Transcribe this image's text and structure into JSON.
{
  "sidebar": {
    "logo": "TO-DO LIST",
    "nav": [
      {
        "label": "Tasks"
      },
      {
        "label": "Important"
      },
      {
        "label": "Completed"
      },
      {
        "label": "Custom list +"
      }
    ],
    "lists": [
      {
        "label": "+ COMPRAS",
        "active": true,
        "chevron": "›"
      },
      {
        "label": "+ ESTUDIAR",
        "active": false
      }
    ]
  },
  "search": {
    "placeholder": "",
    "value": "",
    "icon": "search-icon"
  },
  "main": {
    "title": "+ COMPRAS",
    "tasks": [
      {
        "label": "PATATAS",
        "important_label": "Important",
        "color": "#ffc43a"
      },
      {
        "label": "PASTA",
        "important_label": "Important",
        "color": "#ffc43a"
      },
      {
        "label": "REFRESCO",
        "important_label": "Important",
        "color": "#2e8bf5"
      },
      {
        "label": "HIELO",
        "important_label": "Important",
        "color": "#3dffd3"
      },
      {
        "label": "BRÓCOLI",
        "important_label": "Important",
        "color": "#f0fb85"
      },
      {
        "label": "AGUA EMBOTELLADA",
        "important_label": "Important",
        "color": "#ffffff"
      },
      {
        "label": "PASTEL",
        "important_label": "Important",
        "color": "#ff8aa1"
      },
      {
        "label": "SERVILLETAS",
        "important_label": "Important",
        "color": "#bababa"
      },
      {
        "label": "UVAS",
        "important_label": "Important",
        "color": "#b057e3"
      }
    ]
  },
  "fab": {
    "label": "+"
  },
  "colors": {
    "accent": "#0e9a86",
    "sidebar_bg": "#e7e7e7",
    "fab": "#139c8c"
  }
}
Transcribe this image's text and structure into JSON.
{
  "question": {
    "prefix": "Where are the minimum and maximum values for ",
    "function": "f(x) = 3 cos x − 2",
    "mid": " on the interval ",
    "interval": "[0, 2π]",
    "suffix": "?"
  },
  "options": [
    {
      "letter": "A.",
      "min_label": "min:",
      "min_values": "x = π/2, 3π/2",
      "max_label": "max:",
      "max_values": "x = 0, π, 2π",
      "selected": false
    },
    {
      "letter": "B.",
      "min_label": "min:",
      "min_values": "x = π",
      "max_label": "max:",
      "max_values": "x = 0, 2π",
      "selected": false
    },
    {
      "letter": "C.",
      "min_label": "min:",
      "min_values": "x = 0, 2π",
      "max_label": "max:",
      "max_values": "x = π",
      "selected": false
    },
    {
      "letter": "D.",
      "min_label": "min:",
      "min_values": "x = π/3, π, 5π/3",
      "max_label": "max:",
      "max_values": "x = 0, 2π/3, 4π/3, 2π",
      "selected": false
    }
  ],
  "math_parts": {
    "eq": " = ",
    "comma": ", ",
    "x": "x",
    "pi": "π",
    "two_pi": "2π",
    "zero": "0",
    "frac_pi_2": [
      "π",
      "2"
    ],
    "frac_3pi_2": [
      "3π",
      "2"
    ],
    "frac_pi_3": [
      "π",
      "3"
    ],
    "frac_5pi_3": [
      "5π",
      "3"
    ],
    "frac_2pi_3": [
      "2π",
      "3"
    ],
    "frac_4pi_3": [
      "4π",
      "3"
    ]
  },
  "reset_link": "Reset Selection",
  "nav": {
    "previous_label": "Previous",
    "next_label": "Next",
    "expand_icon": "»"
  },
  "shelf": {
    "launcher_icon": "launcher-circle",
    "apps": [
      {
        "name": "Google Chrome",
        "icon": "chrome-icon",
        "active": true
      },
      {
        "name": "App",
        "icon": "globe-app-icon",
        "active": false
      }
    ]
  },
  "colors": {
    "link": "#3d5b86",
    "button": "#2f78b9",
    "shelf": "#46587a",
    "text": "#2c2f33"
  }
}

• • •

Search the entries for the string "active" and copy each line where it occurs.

        "active": true,
        "active": false
        "active": true
        "active": false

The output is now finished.